Stronger Copyrights Are Important! Except, You Know, When It Means We Have To Pay Some Money
from the funny-how-that-works... dept
It’s always amusing to catch the hypocritical actions of the groups that purport to be in favor of strong copyright rules, but throw those rules right out the window the second it saves them a few bucks. The latest such story involves a group called Prism that is against the idea that publicly-funded research should be available to the public for free. The group bases a lot of its claims on the importance of strong copyrights, but apparently it’s not such a huge fan of living up its own standards. As Slashdot highlights the group not only copied some images from Getty Images without paying for them, it put them up on its website with the digital watermarks clearly visible. If you’ve ever bought stock photography licenses, you know that as you sort through the images, they all contain these visible watermarks to prevent people from doing exactly this type of thing. You only get the watermark-free versions after you’ve purchased a license. Of course, with the avalanche of Slashdot users, it looks like the group quickly ran out and licensed the photos it was using — but it again highlights the hypocracy of those who claim to be in favor of strong copyright, when they really just want a monopoly for themselves when it helps themselves.

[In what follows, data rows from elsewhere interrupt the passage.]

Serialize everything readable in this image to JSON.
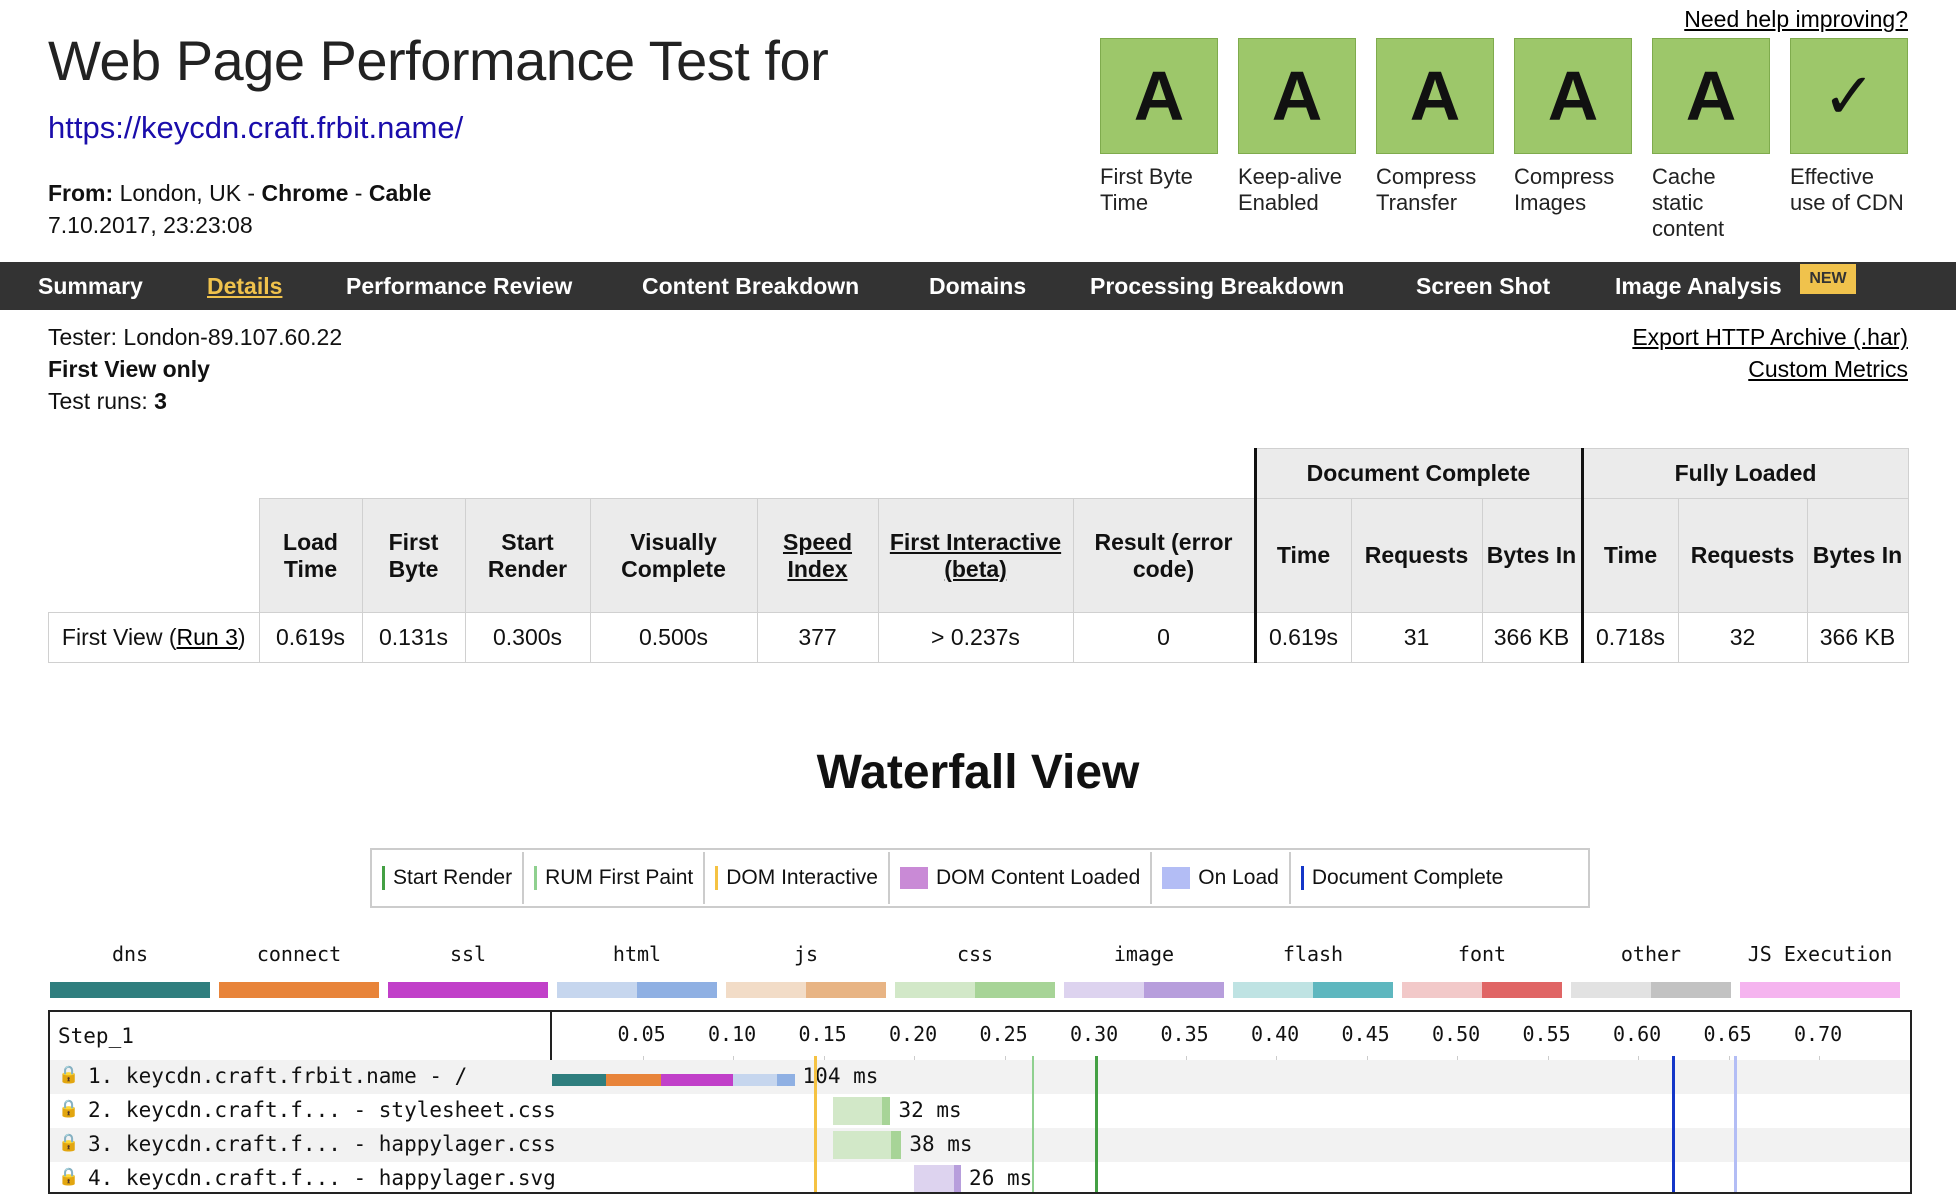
{
  "header": {
    "title": "Web Page Performance Test for",
    "url": "https://keycdn.craft.frbit.name/",
    "from_label": "From:",
    "from_location": "London, UK -",
    "from_browser": "Chrome",
    "from_sep": "-",
    "from_connection": "Cable",
    "date": "7.10.2017, 23:23:08",
    "help_link": "Need help improving?"
  },
  "grades": [
    {
      "grade": "A",
      "label": "First Byte Time"
    },
    {
      "grade": "A",
      "label": "Keep-alive Enabled"
    },
    {
      "grade": "A",
      "label": "Compress Transfer"
    },
    {
      "grade": "A",
      "label": "Compress Images"
    },
    {
      "grade": "A",
      "label": "Cache static content"
    },
    {
      "grade": "✓",
      "label": "Effective use of CDN"
    }
  ],
  "nav": {
    "items": [
      "Summary",
      "Details",
      "Performance Review",
      "Content Breakdown",
      "Domains",
      "Processing Breakdown",
      "Screen Shot",
      "Image Analysis"
    ],
    "active": "Details",
    "new_badge": "NEW"
  },
  "info": {
    "tester": "Tester: London-89.107.60.22",
    "view": "First View only",
    "runs_label": "Test runs:",
    "runs_value": "3",
    "export_link": "Export HTTP Archive (.har)",
    "custom_metrics_link": "Custom Metrics"
  },
  "results": {
    "group_doc": "Document Complete",
    "group_full": "Fully Loaded",
    "headers": {
      "load_time": "Load Time",
      "first_byte": "First Byte",
      "start_render": "Start Render",
      "visually_complete": "Visually Complete",
      "speed_index": "Speed Index",
      "first_interactive": "First Interactive (beta)",
      "result": "Result (error code)",
      "time": "Time",
      "requests": "Requests",
      "bytes_in": "Bytes In"
    },
    "row_label": "First View (",
    "row_link": "Run 3",
    "row_label_end": ")",
    "values": {
      "load_time": "0.619s",
      "first_byte": "0.131s",
      "start_render": "0.300s",
      "visually_complete": "0.500s",
      "speed_index": "377",
      "first_interactive": "> 0.237s",
      "result": "0",
      "doc_time": "0.619s",
      "doc_requests": "31",
      "doc_bytes": "366 KB",
      "full_time": "0.718s",
      "full_requests": "32",
      "full_bytes": "366 KB"
    }
  },
  "waterfall": {
    "title": "Waterfall View",
    "legend": [
      {
        "label": "Start Render",
        "color": "#44a044",
        "kind": "line"
      },
      {
        "label": "RUM First Paint",
        "color": "#8fd08f",
        "kind": "line"
      },
      {
        "label": "DOM Interactive",
        "color": "#f5c242",
        "kind": "line"
      },
      {
        "label": "DOM Content Loaded",
        "color": "#c98ad6",
        "kind": "box"
      },
      {
        "label": "On Load",
        "color": "#b3bdf5",
        "kind": "box"
      },
      {
        "label": "Document Complete",
        "color": "#1436c8",
        "kind": "line"
      }
    ],
    "types": [
      {
        "label": "dns",
        "c1": "#2f7e7e",
        "c2": "#2f7e7e"
      },
      {
        "label": "connect",
        "c1": "#e8843a",
        "c2": "#e8843a"
      },
      {
        "label": "ssl",
        "c1": "#c140c9",
        "c2": "#c140c9"
      },
      {
        "label": "html",
        "c1": "#c6d6ee",
        "c2": "#8fb0e3"
      },
      {
        "label": "js",
        "c1": "#f2dcc7",
        "c2": "#e8b484"
      },
      {
        "label": "css",
        "c1": "#d2e8c8",
        "c2": "#a7d497"
      },
      {
        "label": "image",
        "c1": "#ddd3ef",
        "c2": "#b79edc"
      },
      {
        "label": "flash",
        "c1": "#bfe3e3",
        "c2": "#5eb7bf"
      },
      {
        "label": "font",
        "c1": "#f2c9c9",
        "c2": "#e06565"
      },
      {
        "label": "other",
        "c1": "#e2e2e2",
        "c2": "#c2c2c2"
      },
      {
        "label": "JS Execution",
        "c1": "#f5b4ef",
        "c2": "#f5b4ef"
      }
    ],
    "step": "Step_1",
    "scale": [
      "0.05",
      "0.10",
      "0.15",
      "0.20",
      "0.25",
      "0.30",
      "0.35",
      "0.40",
      "0.45",
      "0.50",
      "0.55",
      "0.60",
      "0.65",
      "0.70"
    ],
    "requests": [
      {
        "label": "1. keycdn.craft.frbit.name - /",
        "duration": "104 ms",
        "start": 0.0,
        "dns": 0.03,
        "connect": 0.03,
        "ssl": 0.04,
        "wait": 0.07,
        "end": 0.134,
        "type": "html"
      },
      {
        "label": "2. keycdn.craft.f... - stylesheet.css",
        "duration": "32 ms",
        "start": 0.155,
        "wait": 0.155,
        "end": 0.187,
        "type": "css"
      },
      {
        "label": "3. keycdn.craft.f... - happylager.css",
        "duration": "38 ms",
        "start": 0.155,
        "wait": 0.155,
        "end": 0.193,
        "type": "css"
      },
      {
        "label": "4. keycdn.craft.f... - happylager.svg",
        "duration": "26 ms",
        "start": 0.2,
        "wait": 0.2,
        "end": 0.226,
        "type": "image"
      }
    ],
    "markers": {
      "start_render": 0.3,
      "rum_first_paint": 0.265,
      "dom_interactive": 0.145,
      "on_load": 0.653,
      "document_complete": 0.619
    }
  }
}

Filed Under: copyright, hypocracy, violations
Comments on “Stronger Copyrights Are Important! Except, You Know, When It Means We Have To Pay Some Money”
Company or Developer?
The pic didn’t get there without going through — or, even, being suggested by — a web developer or contractor employed by the group.
Re: Company or Developer?
But, still…scapegoat or not, someone got canned.
Or, is at least a write-up closer.
Obviuzly, they wuz hacked!
Did they really pay for the images?
A few people have commented that it looks like they just photoshopped out the watermarks although it’s pretty hard to tell on web-resolution images. If that’s true, it wouldn’t surprise me in the slightest to discover they’re using a pirated copy of photoshop to do it.
It should not lead to a war against strong copyrig
Well from what I have read, it is only a example among others. Can we generalize and say that pro-strong copyrights are all stealers?
Of course, this example is funny and ironic. But let’s play fair and admit that some of us are really pro-strong copyrights. Creation belongs to someone. A free and open market for exchanging all contents is not for tomorrow…according to me!